How do water and sugars move through a plant?
Non-vascular plants have very limited mechanisms for moving water and sugar throughout their bodies. Water is simply soaked through all exposed tissues and the little transportation that occurs must do so either through cellular interactions or externally.
Vascular plants have separate mechanisms for transporting water and sugars.
Water moves through vascular plants through specialized tissues called xylem. The xylem is made up of thin tubes called tracheids and wider ones called vessel elements. Water moves upward from the roots of the plant to cells undergoing photosynthesis through these tube-like structures. Water is able to flow against the force of gravity through a combination of capillary action and bulk flow. Water’s polarity and the gradients of pressure potential throughout the plant cause these phenomena to occur.

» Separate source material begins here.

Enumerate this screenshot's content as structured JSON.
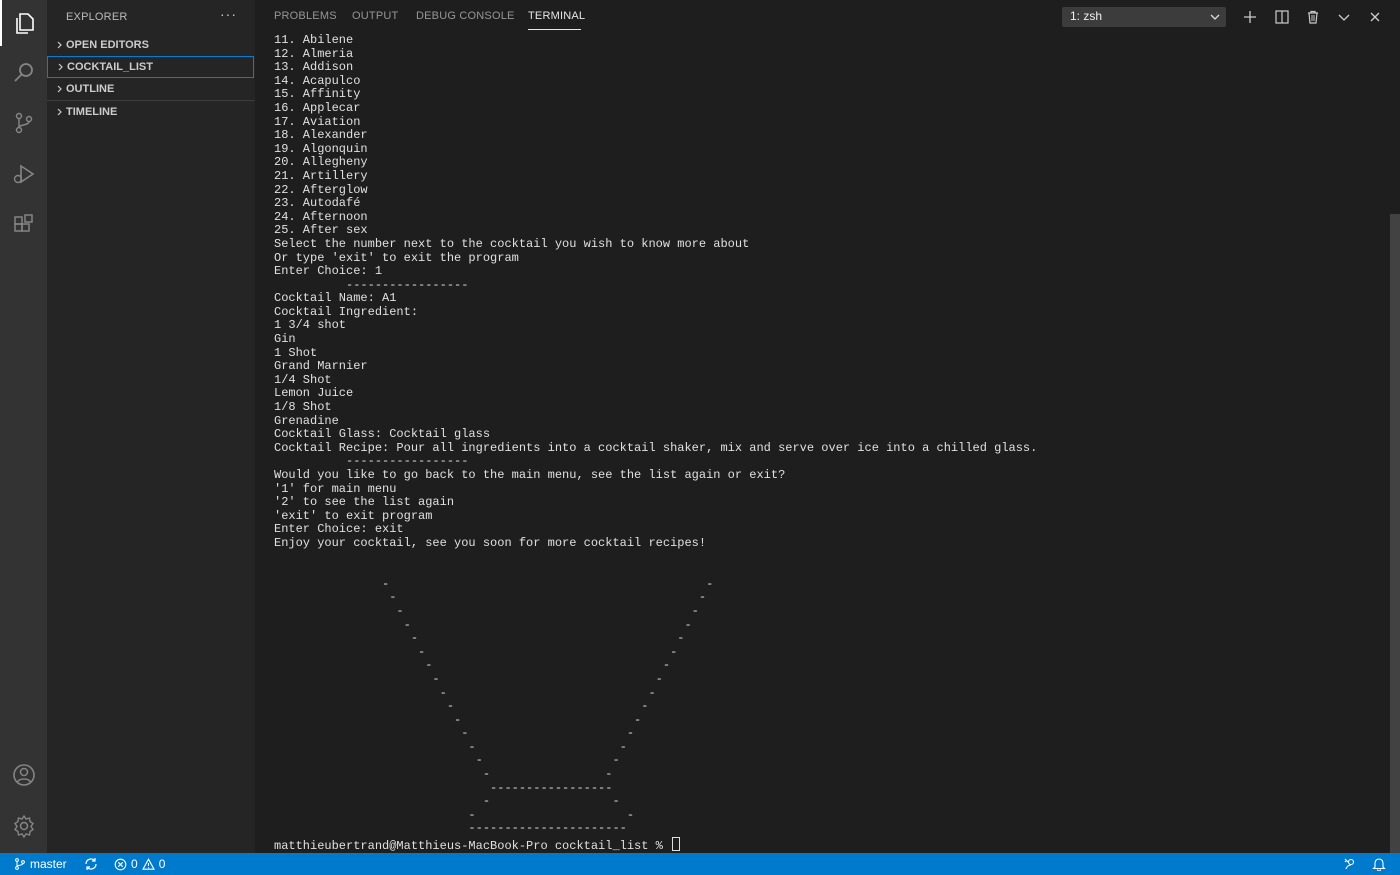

Sugars are transported throughout vascular plants through other tissues. These tubes are called phloem, and consist of sieve tube elements and sieve cells. Together, they distribute cell sap to areas in the plant that are in need of glucose. This translocation is simply regulated by concentration gradients from areas of sugar production to sinks, or areas of low sugar concentrations.